Carbohydrates are the body's main source of energy. All carbs are made up of a certain number of sugar molecules. There are two types of carbs: simple and complex. Simple carbs are made up of only a few sugar molecules while complex carbs are made up of hundreds or even thousands of sugar molecules.
Simple carbohydrates are digested and absorbed into the system a lot quicker than complex carbs. Because of this characteristic, simple carbs can be unhealthy if eaten in large quantities. Simple carbs lead to a large influx of calories into your body in a short period of time. If you don't burn that energy off right away, the body will store it as fat for later use.
Complex carbs are digested and absorbed a lot slower which leads to a more stable release of energy over a longer period of time. They can keep you full for a lot longer than simple carbs which can lead to a lower calorie intake throughout the day.
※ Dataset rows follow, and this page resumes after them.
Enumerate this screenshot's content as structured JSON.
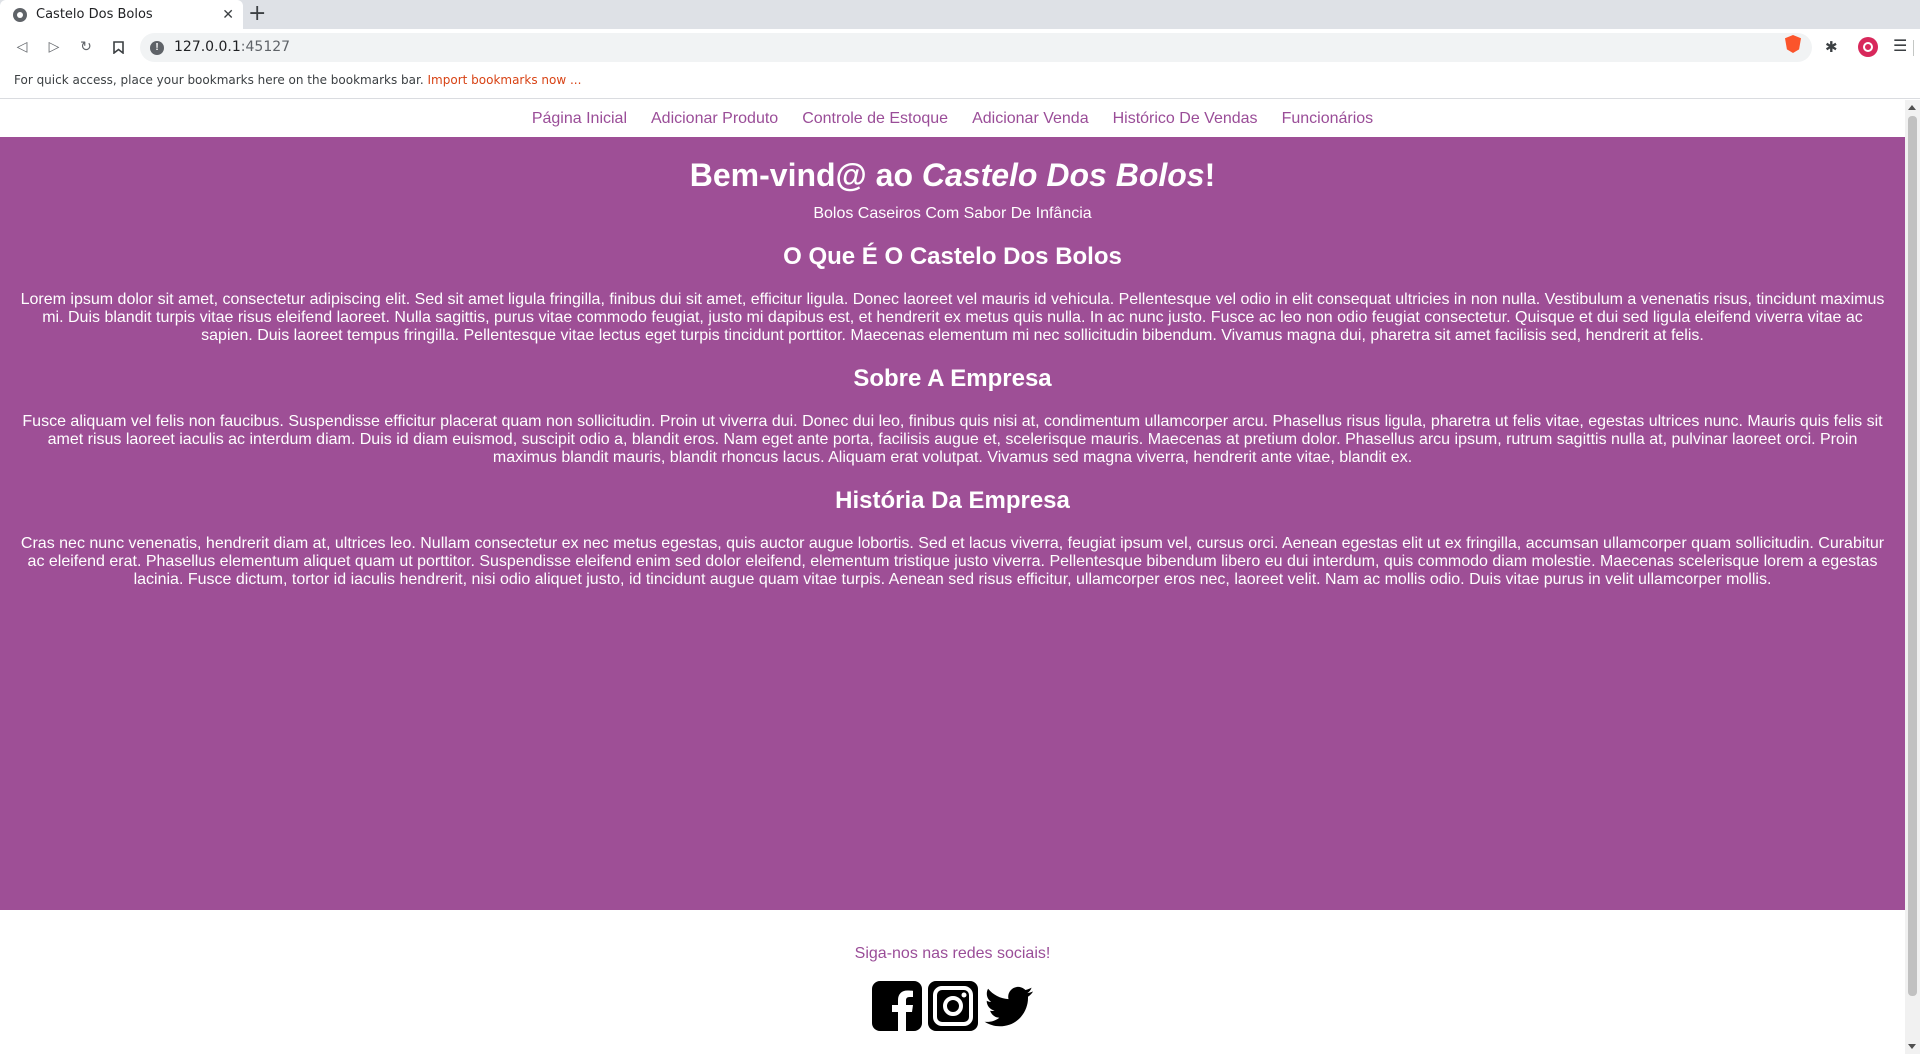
{
  "browser": {
    "tab_title": "Castelo Dos Bolos",
    "tab_close": "✕",
    "new_tab": "+",
    "url_host": "127.0.0.1",
    "url_port": ":45127",
    "bookmarks_prompt": "For quick access, place your bookmarks here on the bookmarks bar.",
    "bookmarks_import": "Import bookmarks now ..."
  },
  "nav": {
    "items": [
      {
        "label": "Página Inicial"
      },
      {
        "label": "Adicionar Produto"
      },
      {
        "label": "Controle de Estoque"
      },
      {
        "label": "Adicionar Venda"
      },
      {
        "label": "Histórico De Vendas"
      },
      {
        "label": "Funcionários"
      }
    ]
  },
  "hero": {
    "title_prefix": "Bem-vind@ ao ",
    "title_brand": "Castelo Dos Bolos",
    "title_suffix": "!",
    "tagline": "Bolos Caseiros Com Sabor De Infância"
  },
  "sections": [
    {
      "heading": "O Que É O Castelo Dos Bolos",
      "text": "Lorem ipsum dolor sit amet, consectetur adipiscing elit. Sed sit amet ligula fringilla, finibus dui sit amet, efficitur ligula. Donec laoreet vel mauris id vehicula. Pellentesque vel odio in elit consequat ultricies in non nulla. Vestibulum a venenatis risus, tincidunt maximus mi. Duis blandit turpis vitae risus eleifend laoreet. Nulla sagittis, purus vitae commodo feugiat, justo mi dapibus est, et hendrerit ex metus quis nulla. In ac nunc justo. Fusce ac leo non odio feugiat consectetur. Quisque et dui sed ligula eleifend viverra vitae ac sapien. Duis laoreet tempus fringilla. Pellentesque vitae lectus eget turpis tincidunt porttitor. Maecenas elementum mi nec sollicitudin bibendum. Vivamus magna dui, pharetra sit amet facilisis sed, hendrerit at felis."
    },
    {
      "heading": "Sobre A Empresa",
      "text": "Fusce aliquam vel felis non faucibus. Suspendisse efficitur placerat quam non sollicitudin. Proin ut viverra dui. Donec dui leo, finibus quis nisi at, condimentum ullamcorper arcu. Phasellus risus ligula, pharetra ut felis vitae, egestas ultrices nunc. Mauris quis felis sit amet risus laoreet iaculis ac interdum diam. Duis id diam euismod, suscipit odio a, blandit eros. Nam eget ante porta, facilisis augue et, scelerisque mauris. Maecenas at pretium dolor. Phasellus arcu ipsum, rutrum sagittis nulla at, pulvinar laoreet orci. Proin maximus blandit mauris, blandit rhoncus lacus. Aliquam erat volutpat. Vivamus sed magna viverra, hendrerit ante vitae, blandit ex."
    },
    {
      "heading": "História Da Empresa",
      "text": "Cras nec nunc venenatis, hendrerit diam at, ultrices leo. Nullam consectetur ex nec metus egestas, quis auctor augue lobortis. Sed et lacus viverra, feugiat ipsum vel, cursus orci. Aenean egestas elit ut ex fringilla, accumsan ullamcorper quam sollicitudin. Curabitur ac eleifend erat. Phasellus elementum aliquet quam ut porttitor. Suspendisse eleifend enim sed dolor eleifend, elementum tristique justo viverra. Pellentesque bibendum libero eu dui interdum, quis commodo diam molestie. Maecenas scelerisque lorem a egestas lacinia. Fusce dictum, tortor id iaculis hendrerit, nisi odio aliquet justo, id tincidunt augue quam vitae turpis. Aenean sed risus efficitur, ullamcorper eros nec, laoreet velit. Nam ac mollis odio. Duis vitae purus in velit ullamcorper mollis."
    }
  ],
  "footer": {
    "text": "Siga-nos nas redes sociais!",
    "icons": [
      "facebook-icon",
      "instagram-icon",
      "twitter-icon"
    ]
  },
  "colors": {
    "brand_purple": "#9e4f96",
    "link_purple": "#9a4d98"
  }
}
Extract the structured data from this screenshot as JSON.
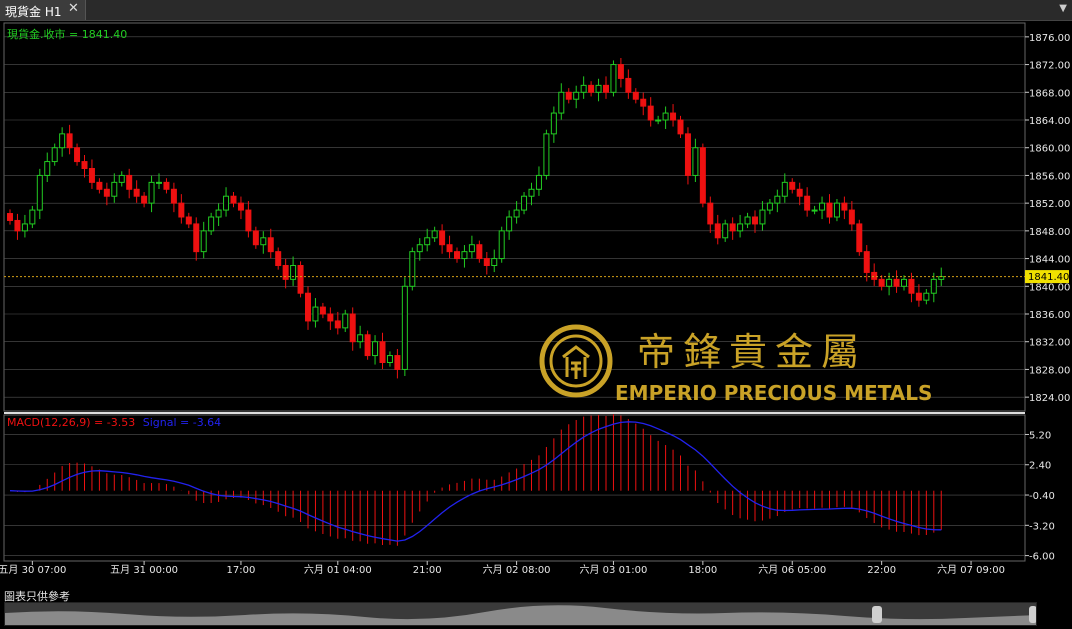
{
  "tab": {
    "title": "現貨金 H1",
    "close": "✕",
    "menu": "▼"
  },
  "footer": {
    "note": "圖表只供參考"
  },
  "logo": {
    "chinese": "帝鋒貴金屬",
    "english": "EMPERIO PRECIOUS METALS"
  },
  "colors": {
    "up": "#22cc22",
    "down": "#ee1111",
    "macd_hist": "#ee1111",
    "signal": "#2222ee",
    "grid": "#555555",
    "price_line": "#d4a017",
    "gold": "#c9a227"
  },
  "chart_data": [
    {
      "type": "candlestick",
      "title": "現貨金.收市 = 1841.40",
      "last_price": 1841.4,
      "last_price_label": "1841.40",
      "ylim": [
        1822,
        1878
      ],
      "yticks": [
        1876,
        1872,
        1868,
        1864,
        1860,
        1856,
        1852,
        1848,
        1844,
        1840,
        1836,
        1832,
        1828,
        1824
      ],
      "ytick_labels": [
        "1876.00",
        "1872.00",
        "1868.00",
        "1864.00",
        "1860.00",
        "1856.00",
        "1852.00",
        "1848.00",
        "1844.00",
        "1840.00",
        "1836.00",
        "1832.00",
        "1828.00",
        "1824.00"
      ],
      "grid": true,
      "closes": [
        1849.5,
        1848,
        1849,
        1851,
        1856,
        1858,
        1860,
        1862,
        1860,
        1858,
        1857,
        1855,
        1854,
        1853,
        1855,
        1856,
        1854,
        1853,
        1852,
        1855,
        1855,
        1854,
        1852,
        1850,
        1849,
        1845,
        1848,
        1850,
        1851,
        1853,
        1852,
        1851,
        1848,
        1846,
        1847,
        1845,
        1843,
        1841,
        1843,
        1839,
        1835,
        1837,
        1836,
        1835,
        1834,
        1836,
        1832,
        1833,
        1830,
        1832,
        1829,
        1830,
        1828,
        1840,
        1845,
        1846,
        1847,
        1848,
        1846,
        1845,
        1844,
        1845,
        1846,
        1844,
        1843,
        1844,
        1848,
        1850,
        1851,
        1853,
        1854,
        1856,
        1862,
        1865,
        1868,
        1867,
        1868,
        1869,
        1868,
        1869,
        1868,
        1872,
        1870,
        1868,
        1867,
        1866,
        1864,
        1864,
        1865,
        1864,
        1862,
        1856,
        1860,
        1852,
        1849,
        1847,
        1849,
        1848,
        1849,
        1850,
        1849,
        1851,
        1852,
        1853,
        1855,
        1854,
        1853,
        1851,
        1851,
        1852,
        1850,
        1852,
        1851,
        1849,
        1845,
        1842,
        1841,
        1840,
        1841,
        1840,
        1841,
        1839,
        1838,
        1839,
        1841,
        1841.4
      ],
      "x_tick_labels": [
        "五月 30 07:00",
        "五月 31 00:00",
        "17:00",
        "六月 01 04:00",
        "21:00",
        "六月 02 08:00",
        "六月 03 01:00",
        "18:00",
        "六月 06 05:00",
        "22:00",
        "六月 07 09:00"
      ],
      "x_tick_index": [
        3,
        18,
        31,
        44,
        56,
        68,
        81,
        93,
        105,
        117,
        129
      ]
    },
    {
      "type": "bar+line",
      "title": "MACD(12,26,9) = -3.53",
      "signal_label": "Signal = -3.64",
      "macd_value": -3.53,
      "signal_value": -3.64,
      "ylim": [
        -6.5,
        7.0
      ],
      "yticks": [
        5.2,
        2.4,
        -0.4,
        -3.2,
        -6.0
      ],
      "ytick_labels": [
        "5.20",
        "2.40",
        "-0.40",
        "-3.20",
        "-6.00"
      ],
      "grid": true
    }
  ]
}
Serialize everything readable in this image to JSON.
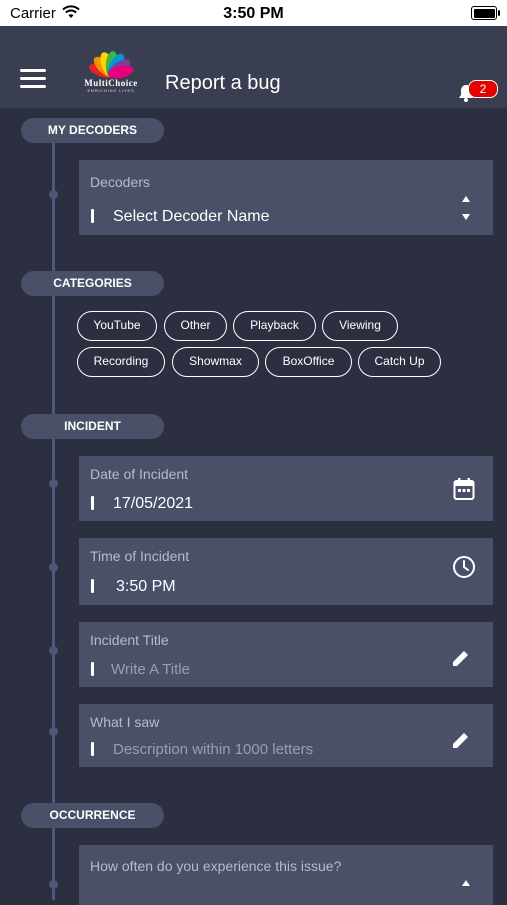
{
  "status_bar": {
    "carrier": "Carrier",
    "time": "3:50 PM"
  },
  "app_bar": {
    "logo_text": "MultiChoice",
    "logo_tagline": "ENRICHING LIVES",
    "title": "Report a bug",
    "notification_count": "2"
  },
  "sections": {
    "decoders": "MY DECODERS",
    "categories": "CATEGORIES",
    "incident": "INCIDENT",
    "occurrence": "OCCURRENCE"
  },
  "decoder_field": {
    "label": "Decoders",
    "value": "Select Decoder Name"
  },
  "categories": [
    "YouTube",
    "Other",
    "Playback",
    "Viewing",
    "Recording",
    "Showmax",
    "BoxOffice",
    "Catch Up"
  ],
  "incident": {
    "date_label": "Date of Incident",
    "date_value": "17/05/2021",
    "time_label": "Time of Incident",
    "time_value": "3:50 PM",
    "title_label": "Incident Title",
    "title_placeholder": "Write A Title",
    "desc_label": "What I saw",
    "desc_placeholder": "Description within 1000 letters"
  },
  "occurrence": {
    "question": "How often do you experience this issue?"
  },
  "colors": {
    "background": "#2b2f40",
    "card": "#4a5068",
    "header": "#3a3e51",
    "badge": "#e60000"
  }
}
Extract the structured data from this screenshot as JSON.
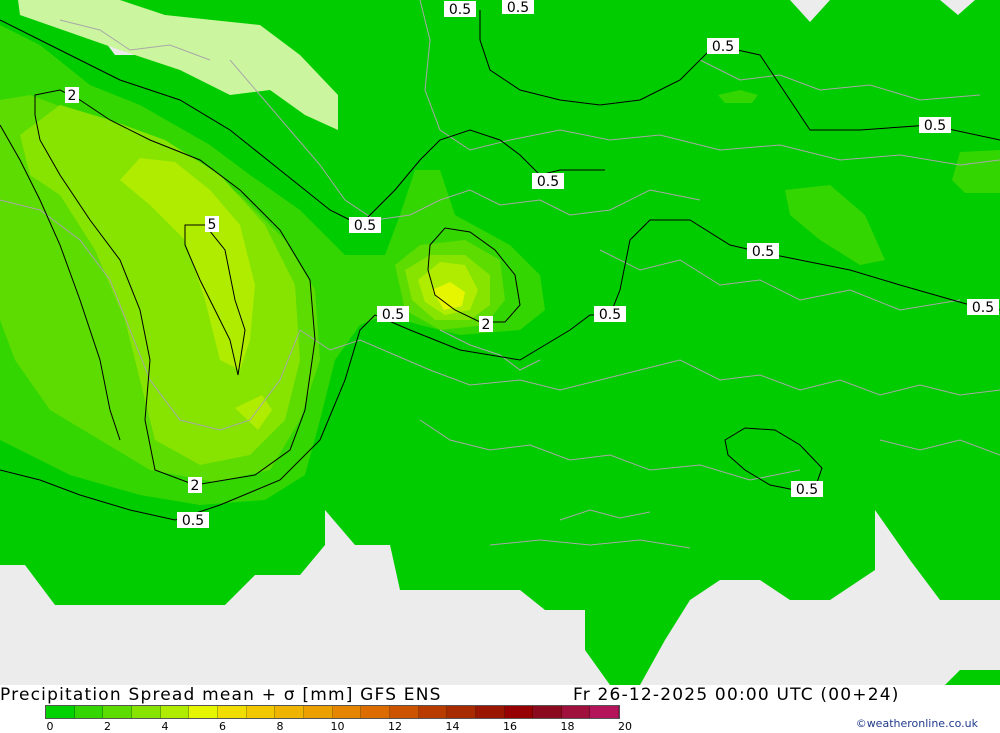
{
  "title": "Precipitation Spread mean + σ [mm] GFS ENS",
  "datetime": "Fr 26-12-2025 00:00 UTC (00+24)",
  "credit": "©weatheronline.co.uk",
  "legend": {
    "colors": [
      "#00d200",
      "#33d600",
      "#5cdc00",
      "#86e400",
      "#b0ec00",
      "#e6f500",
      "#f2dd00",
      "#f2c800",
      "#efb400",
      "#eca000",
      "#e68600",
      "#dc6c00",
      "#cc5400",
      "#b83c00",
      "#a82a00",
      "#9a1600",
      "#960000",
      "#8c0a1e",
      "#a0103c",
      "#b4145a"
    ],
    "tick_labels": [
      "0",
      "2",
      "4",
      "6",
      "8",
      "10",
      "12",
      "14",
      "16",
      "18",
      "20"
    ]
  },
  "contour_labels": [
    "0.5",
    "0.5",
    "0.5",
    "0.5",
    "0.5",
    "0.5",
    "0.5",
    "0.5",
    "0.5",
    "0.5",
    "0.5",
    "0.5",
    "2",
    "2",
    "2",
    "5"
  ]
}
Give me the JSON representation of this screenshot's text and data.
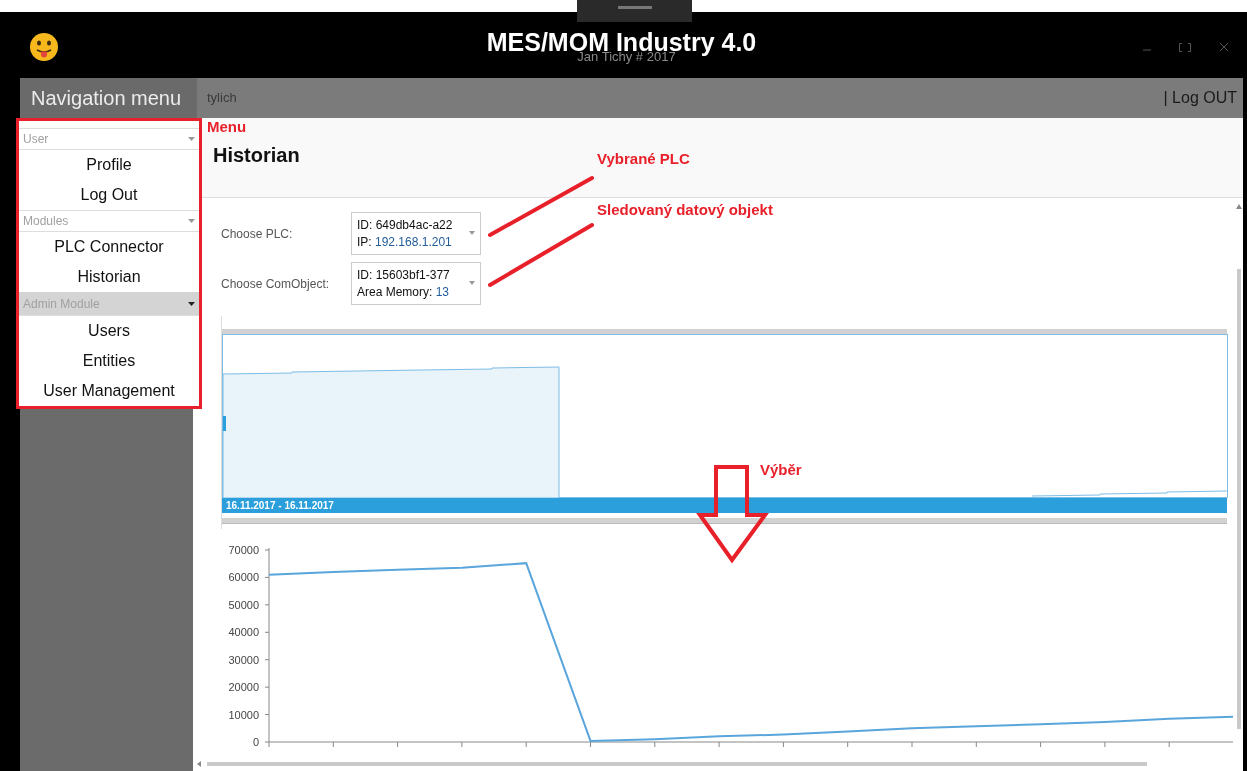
{
  "window": {
    "title": "MES/MOM Industry 4.0",
    "subtitle": "Jan Tichy # 2017"
  },
  "nav_bar": {
    "title": "Navigation menu",
    "user": "tylich",
    "logout": "| Log OUT"
  },
  "sidebar": {
    "groups": [
      {
        "label": "User",
        "highlighted": false,
        "items": [
          "Profile",
          "Log Out"
        ]
      },
      {
        "label": "Modules",
        "highlighted": false,
        "items": [
          "PLC Connector",
          "Historian"
        ]
      },
      {
        "label": "Admin Module",
        "highlighted": true,
        "items": [
          "Users",
          "Entities",
          "User Management"
        ]
      }
    ]
  },
  "page": {
    "title": "Historian"
  },
  "form": [
    {
      "label": "Choose PLC:",
      "line1": "ID: 649db4ac-a22",
      "line2_label": "IP: ",
      "line2_value": "192.168.1.201"
    },
    {
      "label": "Choose ComObject:",
      "line1": "ID: 15603bf1-377",
      "line2_label": "Area Memory: ",
      "line2_value": "13"
    }
  ],
  "navigator": {
    "range": "16.11.2017 - 16.11.2017"
  },
  "chart_data": {
    "type": "line",
    "series": [
      {
        "color": "#5aa6dc",
        "values": [
          61000,
          62000,
          62800,
          63500,
          65200,
          400,
          1000,
          2100,
          2700,
          3800,
          5000,
          5700,
          6500,
          7300,
          8500,
          9200
        ]
      }
    ],
    "ylim": [
      0,
      70000
    ],
    "yticks": [
      0,
      10000,
      20000,
      30000,
      40000,
      50000,
      60000,
      70000
    ]
  },
  "annotations": [
    {
      "text": "Menu"
    },
    {
      "text": "Vybrané PLC"
    },
    {
      "text": "Sledovaný datový objekt"
    },
    {
      "text": "Výběr"
    }
  ]
}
Simple carbs are not always bad. Before, during and after a workout is the best time to have a meal high in simple carbs. The calories will be absorbed quickly and give your body the energy it needs to workout and recover. Your intake of simple carbs should be limited throughout the rest of the day. Sources of simple carbs include fruit juices, soda, candy, cookies, refined flours (white bread) and other baked goods (cakes, muffins, cup cakes). Sources of complex carbs include vegetables, 100% whole wheat products (bread/pasta), brown rice, beans and legumes.
Proteins. Proteins are the building blocks for tissue in the body. You need protein to grow new tissue (hair, nails) and to repair damaged muscles after a workout. Simply eating more protein will not force your body to make your muscles bigger. Protein can be converted into fat so eating too much protein will make you fat, not muscular.
Proteins are made up of amino acids. A protein can be described based on the types of amino acids it is composed of. The body has the ability to make some of the amino acids on its own. If it can make a certain amino acid, it is called non-essential. If it can't make an amino acid, it's called an essential amino acids. Since the body can't make essential amino acids, they must be taken in through the diet.
Proteins are all made up of different amino acids. If a protein contains all of the essential amino acids it's called a complete protein. If it's missing any of the essential amino acids, it's called an incomplete protein. The body needs all of the essential amino acids to build and repair tissue. You can aid your body in this process by eating a wide variety of proteins. They don't all have to be complete proteins, a wide variety of foods will enable your body to get all of the essential amino acids, even from incomplete sources. Good sources of protein include low-fat dairy, soy, nuts, peanut butter, beans, seafood, eggs and lean meats.
The other side of the calorie balance equation is how much energy you burn. You can increase the amount of calories your body burns through physical activity - exercise. There are two main types of exercise: cardiovascular and strength training. Cardiovascular exercise, or cardio, is any activity that increases your heart rate over an extended period of time, typically 20 minutes or longer. Good examples include running, biking, swimming, playing most sports and circuit training. Strength training is an exercise that puts a load on your muscles causing them to grow. Good examples include weight lifting and body weight exercises (push ups).
Get a free personalized workout routine.
The Bottom Line
The bottom line is that calories not only control your weight but also your overall health. Eating a wide variety of healthy foods, keeping your calorie intake at the appropriate level and exercising on a regular basis will improve your overall health.